● **YOUR ASSIGNMENT**
Report every line of the records beneath this task that holds the string "erat".

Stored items

###

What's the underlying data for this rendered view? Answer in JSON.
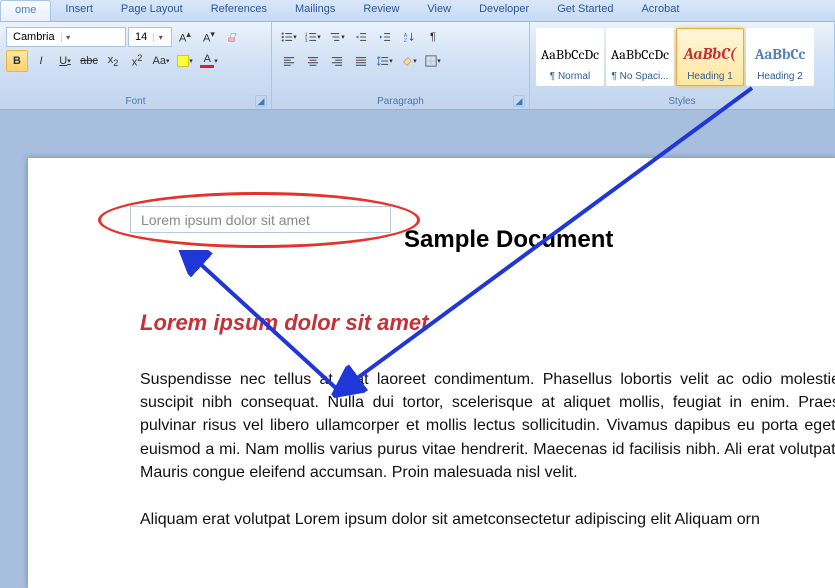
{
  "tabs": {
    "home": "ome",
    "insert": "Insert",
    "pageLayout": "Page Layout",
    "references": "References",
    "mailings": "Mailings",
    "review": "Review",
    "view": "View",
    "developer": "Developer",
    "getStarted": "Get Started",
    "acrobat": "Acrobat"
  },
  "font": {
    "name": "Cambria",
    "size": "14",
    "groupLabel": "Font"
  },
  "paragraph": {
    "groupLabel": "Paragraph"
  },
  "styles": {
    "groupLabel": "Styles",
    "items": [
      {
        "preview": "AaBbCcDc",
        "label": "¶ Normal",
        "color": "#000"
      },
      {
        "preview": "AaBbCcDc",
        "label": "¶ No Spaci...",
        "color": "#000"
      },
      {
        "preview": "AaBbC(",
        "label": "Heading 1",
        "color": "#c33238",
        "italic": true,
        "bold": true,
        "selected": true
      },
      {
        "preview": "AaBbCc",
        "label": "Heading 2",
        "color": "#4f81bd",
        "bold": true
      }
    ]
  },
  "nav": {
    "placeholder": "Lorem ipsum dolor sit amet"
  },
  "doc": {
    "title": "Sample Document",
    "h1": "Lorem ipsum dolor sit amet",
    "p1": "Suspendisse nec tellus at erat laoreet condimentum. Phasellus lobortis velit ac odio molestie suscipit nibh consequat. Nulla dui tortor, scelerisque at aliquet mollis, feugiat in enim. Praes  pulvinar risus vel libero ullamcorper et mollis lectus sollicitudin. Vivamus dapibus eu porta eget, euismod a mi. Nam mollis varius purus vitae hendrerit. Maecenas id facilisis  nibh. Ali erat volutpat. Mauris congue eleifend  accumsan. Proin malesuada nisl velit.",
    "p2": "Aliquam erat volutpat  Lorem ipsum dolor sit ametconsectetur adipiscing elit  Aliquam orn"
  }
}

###

● **RESULT**
    "p1": "Suspendisse nec tellus at erat laoreet condimentum. Phasellus lobortis velit ac odio molestie suscipit nibh consequat. Nulla dui tortor, scelerisque at aliquet mollis, feugiat in enim. Praes  pulvinar risus vel libero ullamcorper et mollis lectus sollicitudin. Vivamus dapibus eu porta eget, euismod a mi. Nam mollis varius purus vitae hendrerit. Maecenas id facilisis  nibh. Ali erat volutpat. Mauris congue eleifend  accumsan. Proin malesuada nisl velit.",
    "p2": "Aliquam erat volutpat  Lorem ipsum dolor sit ametconsectetur adipiscing elit  Aliquam orn"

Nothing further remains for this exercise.